What happened to us?
We have often heard people talking about "being ourselves" or "just being you..."
Are we ever really ourselves? or
Have we really unlocked, our true selves?
Perhaps, the answer lies within the question, "What happened to us?" This really opens the key to understanding our true selves.
The synergy that can flow both inside and through us to another person, when we are openly talking to them, enables us to walk into a place where we can bring our true selves to our relationships, with our parents, partner, friends or colleagues.
In answering the question, "What happened to us?", we need to think about trauma and what we mean by it. An emerging definition begins to moot the idea that there are three elements to trauma:
What we know from research on Post Traumatic Stress Disorder (PTSD) is that many people who experience it respond in different ways. The evidence shows that those people who experienced a significant trauma, and had had a supportive, loving and emotionally secure childhood, we are far less likely to develop PTSD from the trauma.
What we also know is that those who have experienced trauma have a significantly reduced capacity to be vulnerable, because of the fear, shame and guilt that exists.
People who have experienced a significant trauma respond to situations based on past experiences, according to the event that happened to them and the effect leaves a scar and moulds our behavioural patterns. This can lead to consistent and persistent patterns of behaviour to situations, with:
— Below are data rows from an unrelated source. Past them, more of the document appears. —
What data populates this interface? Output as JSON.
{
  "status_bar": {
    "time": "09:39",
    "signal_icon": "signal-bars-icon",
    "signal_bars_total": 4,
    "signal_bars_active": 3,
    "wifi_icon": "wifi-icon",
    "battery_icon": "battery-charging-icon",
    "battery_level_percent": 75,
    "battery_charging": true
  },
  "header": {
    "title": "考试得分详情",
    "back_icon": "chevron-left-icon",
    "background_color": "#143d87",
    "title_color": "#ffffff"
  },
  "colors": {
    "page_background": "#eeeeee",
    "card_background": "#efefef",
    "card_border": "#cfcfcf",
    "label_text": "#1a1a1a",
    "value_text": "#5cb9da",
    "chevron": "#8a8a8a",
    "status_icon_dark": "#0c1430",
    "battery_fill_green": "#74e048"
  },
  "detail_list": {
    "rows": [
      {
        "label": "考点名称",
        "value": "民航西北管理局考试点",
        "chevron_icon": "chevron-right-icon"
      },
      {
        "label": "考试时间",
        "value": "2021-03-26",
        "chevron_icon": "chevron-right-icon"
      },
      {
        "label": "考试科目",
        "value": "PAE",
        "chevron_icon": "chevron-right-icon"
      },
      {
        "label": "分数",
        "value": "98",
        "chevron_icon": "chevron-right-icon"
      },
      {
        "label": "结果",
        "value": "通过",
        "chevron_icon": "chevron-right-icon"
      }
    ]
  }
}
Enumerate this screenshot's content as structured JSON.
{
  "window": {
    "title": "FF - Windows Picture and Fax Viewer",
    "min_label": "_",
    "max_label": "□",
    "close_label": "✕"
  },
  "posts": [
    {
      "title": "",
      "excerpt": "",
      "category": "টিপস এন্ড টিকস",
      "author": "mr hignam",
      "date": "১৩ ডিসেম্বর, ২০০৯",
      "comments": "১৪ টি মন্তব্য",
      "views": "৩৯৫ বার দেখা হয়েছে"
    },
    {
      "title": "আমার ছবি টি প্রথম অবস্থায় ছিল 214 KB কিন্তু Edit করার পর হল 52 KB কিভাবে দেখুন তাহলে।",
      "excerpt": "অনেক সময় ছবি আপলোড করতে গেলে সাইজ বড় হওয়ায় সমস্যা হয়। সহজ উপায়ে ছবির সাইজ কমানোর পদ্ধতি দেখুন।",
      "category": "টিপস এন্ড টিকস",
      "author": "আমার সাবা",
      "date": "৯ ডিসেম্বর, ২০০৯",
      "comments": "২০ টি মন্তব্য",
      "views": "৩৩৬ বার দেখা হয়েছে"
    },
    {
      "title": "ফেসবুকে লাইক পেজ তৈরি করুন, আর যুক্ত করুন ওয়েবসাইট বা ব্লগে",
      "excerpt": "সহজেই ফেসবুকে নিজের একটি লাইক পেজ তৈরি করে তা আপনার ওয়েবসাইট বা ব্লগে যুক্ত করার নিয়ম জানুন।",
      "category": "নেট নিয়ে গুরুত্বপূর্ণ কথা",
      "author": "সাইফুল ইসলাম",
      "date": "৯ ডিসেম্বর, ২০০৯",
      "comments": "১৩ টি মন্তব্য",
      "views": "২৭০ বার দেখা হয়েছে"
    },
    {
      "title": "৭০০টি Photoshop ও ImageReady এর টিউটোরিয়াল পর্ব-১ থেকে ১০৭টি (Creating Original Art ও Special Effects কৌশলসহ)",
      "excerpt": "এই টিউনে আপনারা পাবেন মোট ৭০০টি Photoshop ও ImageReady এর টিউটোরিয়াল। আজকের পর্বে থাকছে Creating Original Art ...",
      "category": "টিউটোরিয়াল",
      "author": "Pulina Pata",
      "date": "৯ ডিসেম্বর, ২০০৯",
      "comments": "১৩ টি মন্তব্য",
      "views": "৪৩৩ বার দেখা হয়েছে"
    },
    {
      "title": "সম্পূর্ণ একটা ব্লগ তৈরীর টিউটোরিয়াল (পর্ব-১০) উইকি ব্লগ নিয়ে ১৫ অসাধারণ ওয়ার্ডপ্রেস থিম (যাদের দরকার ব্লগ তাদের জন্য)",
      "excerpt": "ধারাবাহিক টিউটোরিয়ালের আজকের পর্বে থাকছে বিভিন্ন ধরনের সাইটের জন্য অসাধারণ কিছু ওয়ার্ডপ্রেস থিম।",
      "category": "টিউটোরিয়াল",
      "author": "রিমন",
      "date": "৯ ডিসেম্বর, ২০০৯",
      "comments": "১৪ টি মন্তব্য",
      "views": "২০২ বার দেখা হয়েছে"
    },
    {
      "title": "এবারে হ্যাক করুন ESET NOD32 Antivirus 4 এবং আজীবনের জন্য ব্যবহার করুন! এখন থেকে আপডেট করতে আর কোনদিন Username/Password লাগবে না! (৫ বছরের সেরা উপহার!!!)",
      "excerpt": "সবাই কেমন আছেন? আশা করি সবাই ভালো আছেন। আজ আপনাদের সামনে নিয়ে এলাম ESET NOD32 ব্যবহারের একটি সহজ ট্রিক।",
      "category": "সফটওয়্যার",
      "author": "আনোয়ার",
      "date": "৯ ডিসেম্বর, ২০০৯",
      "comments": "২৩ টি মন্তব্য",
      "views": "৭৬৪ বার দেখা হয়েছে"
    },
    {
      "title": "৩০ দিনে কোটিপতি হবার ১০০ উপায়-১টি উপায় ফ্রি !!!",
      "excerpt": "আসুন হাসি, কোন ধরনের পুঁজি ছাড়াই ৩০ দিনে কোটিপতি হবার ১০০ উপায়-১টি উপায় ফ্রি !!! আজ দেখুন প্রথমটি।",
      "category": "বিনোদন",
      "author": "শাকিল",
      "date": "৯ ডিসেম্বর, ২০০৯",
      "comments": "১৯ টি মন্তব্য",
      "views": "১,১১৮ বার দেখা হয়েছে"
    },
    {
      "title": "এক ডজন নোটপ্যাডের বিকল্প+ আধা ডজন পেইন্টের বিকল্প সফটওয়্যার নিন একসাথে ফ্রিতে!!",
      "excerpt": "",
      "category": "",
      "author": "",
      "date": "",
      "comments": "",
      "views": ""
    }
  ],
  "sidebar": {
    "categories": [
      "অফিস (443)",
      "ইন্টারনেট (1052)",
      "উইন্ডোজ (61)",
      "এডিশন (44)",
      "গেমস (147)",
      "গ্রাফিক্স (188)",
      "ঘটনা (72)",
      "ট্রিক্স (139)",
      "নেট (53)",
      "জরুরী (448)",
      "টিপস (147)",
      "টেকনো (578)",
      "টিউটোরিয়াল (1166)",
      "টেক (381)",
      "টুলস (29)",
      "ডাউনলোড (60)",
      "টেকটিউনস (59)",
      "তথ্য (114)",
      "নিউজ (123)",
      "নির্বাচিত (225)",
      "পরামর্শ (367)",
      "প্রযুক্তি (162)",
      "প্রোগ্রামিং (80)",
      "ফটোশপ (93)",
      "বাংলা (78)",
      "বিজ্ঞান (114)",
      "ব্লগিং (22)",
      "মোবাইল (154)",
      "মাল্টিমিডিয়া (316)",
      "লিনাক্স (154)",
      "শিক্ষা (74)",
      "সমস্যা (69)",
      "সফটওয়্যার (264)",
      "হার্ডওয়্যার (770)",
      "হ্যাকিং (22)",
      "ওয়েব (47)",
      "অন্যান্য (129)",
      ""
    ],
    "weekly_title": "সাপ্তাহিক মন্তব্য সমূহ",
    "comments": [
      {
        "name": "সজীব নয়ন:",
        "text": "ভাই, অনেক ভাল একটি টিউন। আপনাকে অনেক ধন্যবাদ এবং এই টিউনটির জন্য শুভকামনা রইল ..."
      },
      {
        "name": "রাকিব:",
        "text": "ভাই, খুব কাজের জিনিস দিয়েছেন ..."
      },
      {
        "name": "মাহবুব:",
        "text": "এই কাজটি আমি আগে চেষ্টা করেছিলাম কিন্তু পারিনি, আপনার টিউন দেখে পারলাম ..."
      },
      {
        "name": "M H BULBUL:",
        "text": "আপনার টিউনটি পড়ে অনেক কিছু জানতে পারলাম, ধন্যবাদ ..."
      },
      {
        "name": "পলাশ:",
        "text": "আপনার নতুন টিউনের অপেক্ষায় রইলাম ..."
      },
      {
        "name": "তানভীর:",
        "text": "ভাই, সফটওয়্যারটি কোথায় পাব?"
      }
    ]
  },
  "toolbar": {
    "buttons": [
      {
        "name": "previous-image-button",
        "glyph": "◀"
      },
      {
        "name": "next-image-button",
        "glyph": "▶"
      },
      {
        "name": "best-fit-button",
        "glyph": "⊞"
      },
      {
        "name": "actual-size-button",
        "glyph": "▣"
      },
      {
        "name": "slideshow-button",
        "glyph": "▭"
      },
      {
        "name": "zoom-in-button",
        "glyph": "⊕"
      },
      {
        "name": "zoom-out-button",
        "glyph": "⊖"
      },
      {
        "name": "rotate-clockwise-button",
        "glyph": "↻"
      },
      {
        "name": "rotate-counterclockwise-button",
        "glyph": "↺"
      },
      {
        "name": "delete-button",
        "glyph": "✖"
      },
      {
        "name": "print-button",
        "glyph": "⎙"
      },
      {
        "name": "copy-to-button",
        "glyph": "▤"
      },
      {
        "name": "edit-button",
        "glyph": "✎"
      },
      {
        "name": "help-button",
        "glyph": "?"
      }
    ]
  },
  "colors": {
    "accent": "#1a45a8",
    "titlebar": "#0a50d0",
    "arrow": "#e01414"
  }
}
....essentially we dissociate ourselves from our present.
Dr. Susan David, says, "If you come out from an emotional experience and you don't feel overwhelmed or emotional, it's not called resilience or being courageous. It's called dissociation."
We experience dissociation because of our fear and anxiety of being vulnerable:
Because we don't want to experience hurt again
Because we are protecting ourselves
Because we want to survive...
There is a beautiful story told by, Dr Bruce Perry.
He describes that he used to go and meet children in the hospital and he would offer them a toy, an old one from home and a new one. Every child in the hospital chose the one from home. He then reversed the experiment, and took the two toys to the child’s home and asked the same question. Every time the child took the new toy.
What we learn from this story is, how authentic human relationships play a major role in our lives. The children on the one hand, when away from the home, chose the old toy over a new one, in order to feel connected, belonging, and safe. Whereas; the same children, when at home, chose the new one over the old toy because they were already feeling safe, belonging, connected and loved enough to explore this new toy and be vulnerable.
When we see each other as our authentic selves and allow ourselves to see where we are coming from and what happened to us rather than assuming what's wrong with us, we empower resilience and healing towards each other. This starts to happen when we allow ourselves to be open, vulnerable and authentic and the other person accepts and embraces us with active listening, and compassion, seeing us for who we are...
...because our ability to be curious and to explore the world around us, is almost entirely dependent on how safe we feel, and our capacity to be vulnerable.
And what we know about vulnerability from Brene Brown is that it’s the birthplace of creativity, innovation and change.
Our workplaces are full of imperfect perfect human beings. If we are to create organisational cultures that nurture and support collaboration, cohesion and agility, we need to truly address the needs we have as humans to be both connected and authentic.
This is human governance in action.
(Part 2 of childhood trauma influences governance)